What lines in the records below contain the string "Abyss"? Copy every one.

Start of Given records

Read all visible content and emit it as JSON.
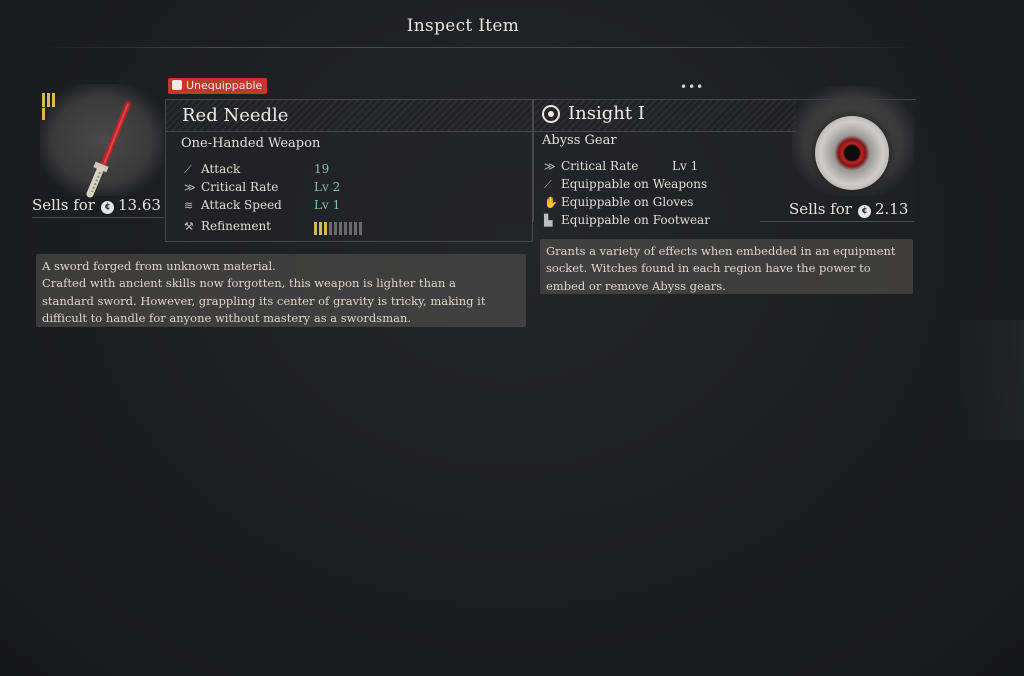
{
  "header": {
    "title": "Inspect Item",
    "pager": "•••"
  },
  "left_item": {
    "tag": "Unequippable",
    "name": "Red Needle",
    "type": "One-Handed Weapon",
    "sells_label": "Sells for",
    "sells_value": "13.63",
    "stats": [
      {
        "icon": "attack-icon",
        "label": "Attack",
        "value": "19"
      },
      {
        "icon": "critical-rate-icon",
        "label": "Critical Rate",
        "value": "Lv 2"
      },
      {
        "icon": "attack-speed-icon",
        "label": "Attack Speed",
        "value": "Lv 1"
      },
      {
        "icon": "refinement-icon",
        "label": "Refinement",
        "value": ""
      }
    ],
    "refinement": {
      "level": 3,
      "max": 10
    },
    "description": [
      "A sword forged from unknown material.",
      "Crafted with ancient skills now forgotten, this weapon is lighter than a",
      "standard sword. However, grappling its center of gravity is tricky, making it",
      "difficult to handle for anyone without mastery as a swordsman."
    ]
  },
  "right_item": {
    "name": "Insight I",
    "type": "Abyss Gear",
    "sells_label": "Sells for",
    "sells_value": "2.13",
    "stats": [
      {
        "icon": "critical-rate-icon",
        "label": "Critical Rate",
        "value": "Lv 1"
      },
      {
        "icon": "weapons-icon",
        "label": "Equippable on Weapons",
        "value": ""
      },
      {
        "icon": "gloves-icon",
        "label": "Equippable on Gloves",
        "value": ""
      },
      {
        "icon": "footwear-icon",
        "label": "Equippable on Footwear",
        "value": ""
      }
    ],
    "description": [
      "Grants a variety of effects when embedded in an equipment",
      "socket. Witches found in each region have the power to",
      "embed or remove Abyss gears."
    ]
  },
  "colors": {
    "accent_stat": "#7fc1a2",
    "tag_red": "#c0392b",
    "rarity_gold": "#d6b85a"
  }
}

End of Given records

▸ Completed task:
    "type": "Abyss Gear",
      "embed or remove Abyss gears."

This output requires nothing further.